Steve Bell, reuse development manager at FCC Environment argues that reuse requires urgent focus from government, businesses and the public.
In recent years under the Coalition Government, waste strategy developed at different paces across the United Kingdom. Each of the four nations implemented their own waste strategy and related targets and while the devolved administrations in Scotland and Wales both made progressive commitments, policy in England stalled. In 2011, the Government’s Waste Review was criticised for setting no new targets or legislative drivers and subsequently there was little support for higher national recycling targets in England. Certainly the Conservative Government now faces some tough challenges to achieve the 50% recycling target by 2020 in light of England’s flat-lining recycling rate.

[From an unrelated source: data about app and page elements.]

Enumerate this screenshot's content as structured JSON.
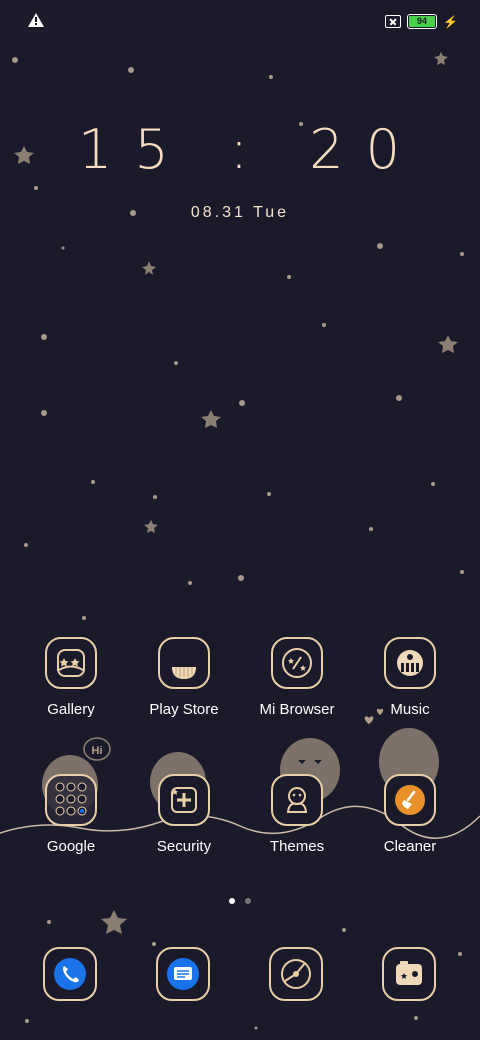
{
  "status_bar": {
    "battery_level": "94"
  },
  "clock": {
    "time": "15 : 20",
    "date": "08.31  Tue"
  },
  "apps_row1": [
    {
      "label": "Gallery",
      "icon": "gallery-icon"
    },
    {
      "label": "Play Store",
      "icon": "play-store-icon"
    },
    {
      "label": "Mi Browser",
      "icon": "mi-browser-icon"
    },
    {
      "label": "Music",
      "icon": "music-icon"
    }
  ],
  "apps_row2": [
    {
      "label": "Google",
      "icon": "google-folder-icon"
    },
    {
      "label": "Security",
      "icon": "security-icon"
    },
    {
      "label": "Themes",
      "icon": "themes-icon"
    },
    {
      "label": "Cleaner",
      "icon": "cleaner-icon"
    }
  ],
  "decoration": {
    "speech_bubble": "Hi"
  },
  "dock": [
    {
      "icon": "phone-icon",
      "color": "#1a73e8"
    },
    {
      "icon": "messages-icon",
      "color": "#1a73e8"
    },
    {
      "icon": "camera-icon"
    },
    {
      "icon": "photos-icon"
    }
  ],
  "page_indicator": {
    "pages": 2,
    "current": 1
  },
  "colors": {
    "background": "#1b1a2b",
    "accent": "#e9cfa8",
    "cleaner": "#e8912a"
  }
}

Meanwhile, although the UK has rubbished the idea of Europe setting new targets for recycling, MEPs have voted in favour of legally binding recycling targets for member states. It followed a plenary vote put to the European Parliament on 9 July 2015 supporting the resolution: Resource efficiency, moving towards a circular economy. Yet within this resolution, reuse is notable largely through its absence.
Indeed, earlier this year, Rreuse – the European platform representing social enterprises that are active in reuse, repair and recycling – issued a document calling for the European Commission to include greater provisions for reuse in the circular economy package.
The importance of recycling must not be understated but within this polarised debate, the continued overriding focus upon recycling means that reuse is in danger of being forgotten.
Without a collective refocusing higher up the waste hierarchy, the net result is that a significant environmental and economic opportunity will continue to be missed. In effect, we are already in a situation where industry, national and local government and the general public are so focused on recycling, that collectively we are actually preventing reuse from gaining traction.
Simply put, this is a situation which makes little financial sense and one that is compounded by out-dated legislation, namely the Environmental protection Act 1990, which makes unnecessarily difficult to reuse rather than recycle appropriate items.
A significant percentage of what households currently dispose of is not actually waste and therefore should not be recycled – the inherent value in many items, notably electrical goods but many others too, means that it makes far more sense economically to reuse them than to recycle.
Despite this, reuse continues to provide good business for some, notably those same charity shops and the traditional second-hand trading posts. It has been estimated that charities, social enterprises and other third sector organisations benefit from reuse by as much as £430m per year while WRAP estimates households benefit by £6bn annually from the reuse sector.
And it has become a significant driver in the resource management strategy for FCC Environment. Alongside the economic benefits, reuse dramatically reduces the use of raw materials necessary to manufacture new products which in turn significantly reduces CO2e emissions. In 2012, 1.5m tonnes of CO2e were saved by reuse in the UK.
But to realise the full potential of reuse, a change in legislation is required which makes it possible for waste and resource management companies to operate effectively, without falling foul of the existing regulations, and fulfil wider environmental as well as economic commitments.
Only with that change in legislation, can we truly move from a presumption to dispose (and recycle), to a presumption to reuse and this also requires a pragmatic approach in terms of the remit of waste and resource management companies. These companies can only sell items suitable for reuse – refurbishment must take place further along the supply chain. In addition, the waste and resource management sector cannot take responsibility for the buyer’s actions. It is a concern that has always dogged the subject of reuse, yet the purchase of items by unscrupulous businesses can be addressed relatively simply by pricing those items at a level which removes the possibility of financial gain. This effectively prevents goods intended for reuse being bought and later sold as waste.
Similarly, the movement of waste to foreign countries is beyond the scope or control of the waste and resource management sector. We should be clear that reuse items from the UK are in high demand in developing countries and that this represents a significant commercial opportunity which also delivers the social and environmental benefits that underpin all reuse projects. But this trade must be subject to the proper controls and auditing, by the relevant authorities.
There are many other barriers to achieving greater participation in reuse. To achieve a real step change, not only is a change in legislation required, guidance for local authorities as well as the general public is necessary.
A reuse standard which sets out how waste and resource management companies operate could instil confidence in their customers and further improve reuse rates. Any such standard must be produced with pragmatism however – more red tape is not what the industry needs.
Driving the behavioural change that is also required is a long term process but one which the shifts in attitude towards recycling indicate is eminently achievable. Communications initiatives have a significant role to play and with the right infrastructure in place – facilitated by new legislation – the waste and resource management industry can tackle many of the more problematic issues impacting on reuse participation such as the storage and collection of bulky items.
The shift from disposing unwanted goods as waste to treating them as a valuable resource is one of the great cultural changes of recent years – it underpins FCC Environment’s business strategy. But it is time to take the next step and realise the scale of the economic, social and environmental opportunity that reuse presents.